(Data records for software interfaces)
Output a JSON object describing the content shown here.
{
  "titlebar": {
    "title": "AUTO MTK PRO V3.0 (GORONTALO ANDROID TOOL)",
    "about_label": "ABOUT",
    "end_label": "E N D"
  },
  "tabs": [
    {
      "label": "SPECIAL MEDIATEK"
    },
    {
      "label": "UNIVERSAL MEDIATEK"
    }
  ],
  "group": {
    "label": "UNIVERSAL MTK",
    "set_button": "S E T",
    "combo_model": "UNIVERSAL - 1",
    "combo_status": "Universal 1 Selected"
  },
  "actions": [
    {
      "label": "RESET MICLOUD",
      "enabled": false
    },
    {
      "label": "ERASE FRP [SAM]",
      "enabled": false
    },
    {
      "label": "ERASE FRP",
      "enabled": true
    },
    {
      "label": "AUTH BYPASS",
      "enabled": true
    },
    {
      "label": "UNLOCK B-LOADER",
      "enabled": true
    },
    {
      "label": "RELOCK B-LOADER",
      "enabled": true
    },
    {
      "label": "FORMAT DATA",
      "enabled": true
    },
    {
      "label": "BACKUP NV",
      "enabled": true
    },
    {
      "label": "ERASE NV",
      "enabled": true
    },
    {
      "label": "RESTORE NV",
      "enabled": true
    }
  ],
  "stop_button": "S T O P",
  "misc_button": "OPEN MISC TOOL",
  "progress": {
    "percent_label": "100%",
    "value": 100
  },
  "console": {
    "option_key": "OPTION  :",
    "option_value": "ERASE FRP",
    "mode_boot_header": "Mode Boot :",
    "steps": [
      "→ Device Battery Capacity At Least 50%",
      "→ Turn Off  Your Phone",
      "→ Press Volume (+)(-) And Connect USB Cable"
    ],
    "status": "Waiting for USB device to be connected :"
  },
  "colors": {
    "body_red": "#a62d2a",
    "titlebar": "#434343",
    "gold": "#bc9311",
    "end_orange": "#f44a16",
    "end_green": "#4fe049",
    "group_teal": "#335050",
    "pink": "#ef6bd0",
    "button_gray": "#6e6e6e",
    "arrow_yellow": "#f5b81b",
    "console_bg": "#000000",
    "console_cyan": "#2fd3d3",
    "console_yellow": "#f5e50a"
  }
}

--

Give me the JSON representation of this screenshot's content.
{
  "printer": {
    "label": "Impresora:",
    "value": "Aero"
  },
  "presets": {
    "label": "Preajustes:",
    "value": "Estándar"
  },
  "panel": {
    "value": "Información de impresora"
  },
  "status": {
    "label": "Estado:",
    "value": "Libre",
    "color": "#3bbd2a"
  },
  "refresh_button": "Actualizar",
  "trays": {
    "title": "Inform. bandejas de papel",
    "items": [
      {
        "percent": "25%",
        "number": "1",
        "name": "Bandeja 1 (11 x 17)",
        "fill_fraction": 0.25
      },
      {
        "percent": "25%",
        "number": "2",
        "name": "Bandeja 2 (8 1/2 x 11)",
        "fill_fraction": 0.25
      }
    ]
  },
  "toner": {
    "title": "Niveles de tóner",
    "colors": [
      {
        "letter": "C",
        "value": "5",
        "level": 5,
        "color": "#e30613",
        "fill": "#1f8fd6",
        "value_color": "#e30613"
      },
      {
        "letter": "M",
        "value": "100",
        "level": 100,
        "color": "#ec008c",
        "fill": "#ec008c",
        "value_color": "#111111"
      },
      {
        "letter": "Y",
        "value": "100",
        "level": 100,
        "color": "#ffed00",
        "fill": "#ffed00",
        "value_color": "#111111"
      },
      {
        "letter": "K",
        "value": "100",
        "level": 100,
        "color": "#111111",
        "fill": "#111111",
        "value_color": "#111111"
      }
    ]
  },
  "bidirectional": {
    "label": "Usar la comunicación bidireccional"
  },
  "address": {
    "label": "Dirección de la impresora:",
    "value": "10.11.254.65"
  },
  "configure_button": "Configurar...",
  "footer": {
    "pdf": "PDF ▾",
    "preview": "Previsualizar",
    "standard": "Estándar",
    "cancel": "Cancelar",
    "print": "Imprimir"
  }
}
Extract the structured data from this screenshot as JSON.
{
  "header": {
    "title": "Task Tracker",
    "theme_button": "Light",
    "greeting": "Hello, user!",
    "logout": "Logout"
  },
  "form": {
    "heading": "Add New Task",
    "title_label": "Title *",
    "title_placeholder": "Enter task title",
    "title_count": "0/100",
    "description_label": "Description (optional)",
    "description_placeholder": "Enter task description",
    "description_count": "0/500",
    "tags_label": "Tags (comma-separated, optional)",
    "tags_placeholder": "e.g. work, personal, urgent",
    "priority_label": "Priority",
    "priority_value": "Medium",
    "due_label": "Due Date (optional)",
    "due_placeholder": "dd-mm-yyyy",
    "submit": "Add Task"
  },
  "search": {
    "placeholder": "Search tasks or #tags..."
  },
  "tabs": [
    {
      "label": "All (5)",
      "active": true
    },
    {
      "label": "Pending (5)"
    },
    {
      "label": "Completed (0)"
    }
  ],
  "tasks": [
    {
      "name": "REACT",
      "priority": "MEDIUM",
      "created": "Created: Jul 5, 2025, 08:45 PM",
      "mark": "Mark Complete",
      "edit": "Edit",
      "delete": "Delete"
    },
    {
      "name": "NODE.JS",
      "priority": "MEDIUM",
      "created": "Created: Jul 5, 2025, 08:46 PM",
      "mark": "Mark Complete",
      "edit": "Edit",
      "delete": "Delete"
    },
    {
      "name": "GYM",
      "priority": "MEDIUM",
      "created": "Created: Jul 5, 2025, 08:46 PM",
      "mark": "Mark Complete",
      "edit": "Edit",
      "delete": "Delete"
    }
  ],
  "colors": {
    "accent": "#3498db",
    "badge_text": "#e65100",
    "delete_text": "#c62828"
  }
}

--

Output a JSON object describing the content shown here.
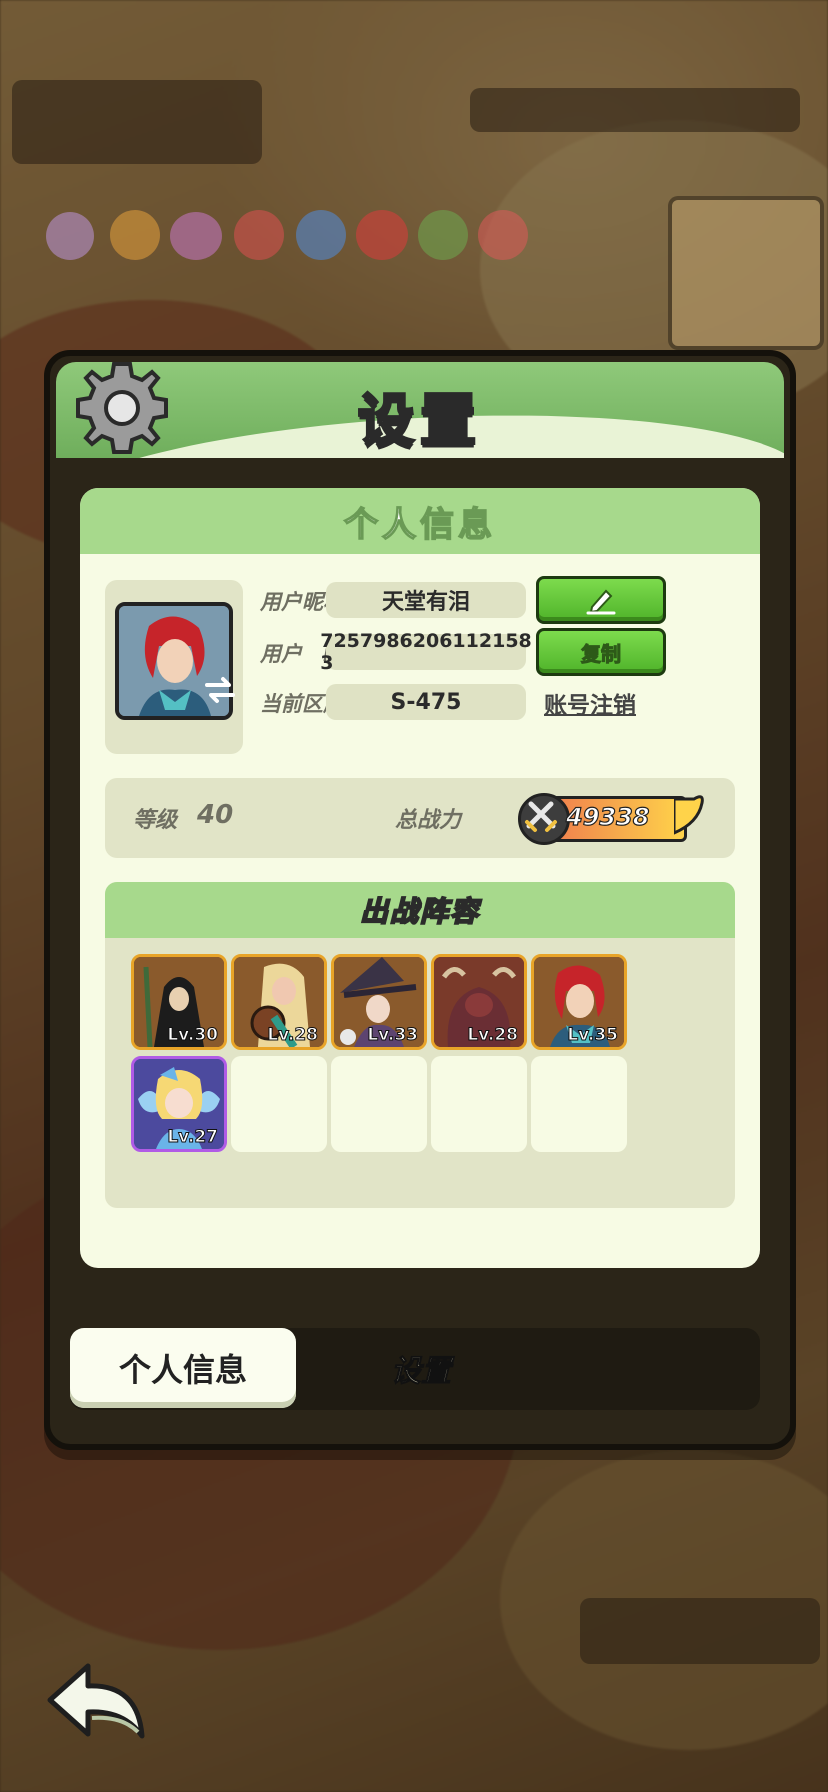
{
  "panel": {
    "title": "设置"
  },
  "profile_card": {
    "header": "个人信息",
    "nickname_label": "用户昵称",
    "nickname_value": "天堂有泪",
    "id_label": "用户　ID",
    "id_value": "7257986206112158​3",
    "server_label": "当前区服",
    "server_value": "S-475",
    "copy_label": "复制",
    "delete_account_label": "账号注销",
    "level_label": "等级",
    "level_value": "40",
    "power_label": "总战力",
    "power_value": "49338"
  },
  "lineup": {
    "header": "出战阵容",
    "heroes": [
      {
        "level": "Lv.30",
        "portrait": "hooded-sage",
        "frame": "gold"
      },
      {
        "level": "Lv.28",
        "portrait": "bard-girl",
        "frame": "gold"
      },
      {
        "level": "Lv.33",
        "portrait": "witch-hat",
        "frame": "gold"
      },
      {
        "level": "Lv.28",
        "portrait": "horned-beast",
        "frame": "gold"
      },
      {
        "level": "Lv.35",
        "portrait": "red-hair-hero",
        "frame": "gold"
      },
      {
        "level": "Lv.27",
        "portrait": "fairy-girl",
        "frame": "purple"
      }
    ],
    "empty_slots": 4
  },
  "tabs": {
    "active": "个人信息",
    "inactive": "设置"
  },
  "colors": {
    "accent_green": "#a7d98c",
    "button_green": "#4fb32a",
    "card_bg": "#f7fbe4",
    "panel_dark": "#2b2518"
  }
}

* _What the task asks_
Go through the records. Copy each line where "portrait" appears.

* _Exercise answer_
        "portrait": "hooded-sage",
        "portrait": "bard-girl",
        "portrait": "witch-hat",
        "portrait": "horned-beast",
        "portrait": "red-hair-hero",
        "portrait": "fairy-girl",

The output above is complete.